Then, the crime scene is examined. Any changes introduced to the scene should be recorded by the first responder and later communicated to investigators. It is important that the first responding officer does not try to put things back where they were. For example, if paramedics had to move a table when transporting a victim, the first responder does not put the table back, but only records that the table has been moved.
However, if there is perishable evidence, like a footprint out in the rain, first responders should try to protect it, e.g., by placing a plastic container over the footprint. What first responding officers should not do is smoke, drink, or eat in the scene because all this is contaminating. Neither should first responders use their phones, trash cans within the scene, or laugh—the latter “just looks unprofessional” (Hess, Orthmann, & Cho, 2016, p. 709). It is also useful to take some pictures of the scene on this stage.
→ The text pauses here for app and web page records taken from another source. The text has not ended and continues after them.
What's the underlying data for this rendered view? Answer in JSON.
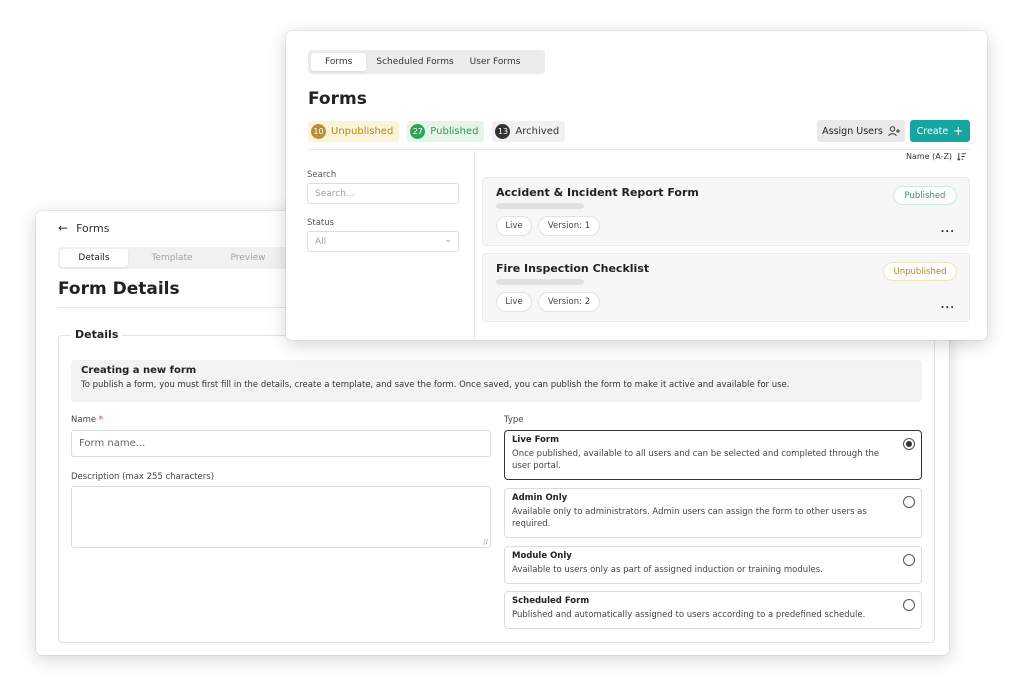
{
  "details": {
    "back_label": "Forms",
    "tabs": [
      {
        "label": "Details"
      },
      {
        "label": "Template"
      },
      {
        "label": "Preview"
      }
    ],
    "title": "Form Details",
    "section_label": "Details",
    "info_title": "Creating a new form",
    "info_text": "To publish a form, you must first fill in the details, create a template, and save the form. Once saved, you can publish the form to make it active and available for use.",
    "name_label": "Name",
    "name_required": "*",
    "name_placeholder": "Form name...",
    "description_label": "Description (max 255 characters)",
    "type_label": "Type",
    "types": [
      {
        "title": "Live Form",
        "desc": "Once published, available to all users and can be selected and completed through the user portal.",
        "selected": true
      },
      {
        "title": "Admin Only",
        "desc": "Available only to administrators. Admin users can assign the form to other users as required.",
        "selected": false
      },
      {
        "title": "Module Only",
        "desc": "Available to users only as part of assigned induction or training modules.",
        "selected": false
      },
      {
        "title": "Scheduled Form",
        "desc": "Published and automatically assigned to users according to a predefined schedule.",
        "selected": false
      }
    ]
  },
  "forms": {
    "tabs": [
      {
        "label": "Forms"
      },
      {
        "label": "Scheduled Forms"
      },
      {
        "label": "User Forms"
      }
    ],
    "title": "Forms",
    "badges": {
      "unpublished": {
        "count": "10",
        "label": "Unpublished"
      },
      "published": {
        "count": "27",
        "label": "Published"
      },
      "archived": {
        "count": "13",
        "label": "Archived"
      }
    },
    "assign_label": "Assign Users",
    "create_label": "Create",
    "search_label": "Search",
    "search_placeholder": "Search...",
    "status_label": "Status",
    "status_value": "All",
    "sort_label": "Name (A-Z)",
    "items": [
      {
        "name": "Accident & Incident Report Form",
        "status": "Published",
        "type": "Live",
        "version": "Version: 1"
      },
      {
        "name": "Fire Inspection Checklist",
        "status": "Unpublished",
        "type": "Live",
        "version": "Version: 2"
      }
    ],
    "more_label": "..."
  },
  "colors": {
    "accent": "#17a5a1",
    "published": "#2f9a55",
    "unpublished": "#b08a1e"
  }
}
The main goal of the crime scene inspection is to collect physical evidence. Gardner (2012) writes, “Unlike testimonial evidence, physical evidence does not lie” (p. 21). However, physical evidence may be misinterpreted, which is why documenting the context is as important as collecting it. Upon arrival, the crime scene investigator should evaluate the security level and protection of the scene and change something if he or she finds them insufficient.
A so-called “walk-through” (Miller & Braswell, 2010, p. 119) is to be performed to assess if some physical evidence requires immediate action and prepare a preliminary reconstruction theory. Next, crime scene documentation starts. It is an ongoing and the most time-consuming component of the crime scene investigation (Gardner, 2012). Documentation implies describing and depicting every possibly relevant detail. Miller and Braswell (2010) point out four parts of such documentation: taking notes, taking pictures, filming, and sketching. All four should be present, as they are not interchangeable. Finally, the stage of physical evidence collection begins (although the stage of documentation does not stop but continues throughout the crime scene investigation).
Based on the variety of types and characteristics of physical evidence, there is a wide range of ways and tools to collect and preserve it. Priority should be given to fragile and perishable objects. Items must always be packaged separately to prevent cross-contamination, but the connection between them, if present in the scene, should be documented (in photographs, written description, etc.).The main principle of collecting physical evidence is to preserve objects in an adequate state for analysis to establish a particular factual knowledge about the crime scene and what happened in it.
The goal of an investigation is to establish the truth about a crime—who committed it, how, and why. A crime scene if the first place to look for theories in this regard as well as for evidence. To take from the crime scene as many valuable data as it can offer, the first emergency service employees who arrive at it should make sure that it is safe and preserved. Then, investigators should document as much relevant information about the scene as possible and collect physical evidence for further laboratory analyses. This approach is to ensure obtaining accurate factual data from a crime scene.
Gardner, R. M. (2012). Practical crime scene processing and investigation. Boca Raton, FL: CRC Press.
Hess, K. M., Orthmann, C. H., & Cho, H. L. (2016). Criminal investigation. Boston, MA: Cengage Learning.
Miller, L. S., & Braswell, M. C. (2010). Crime scene investigation. Amsterdam, Netherlands: Elsevier Science.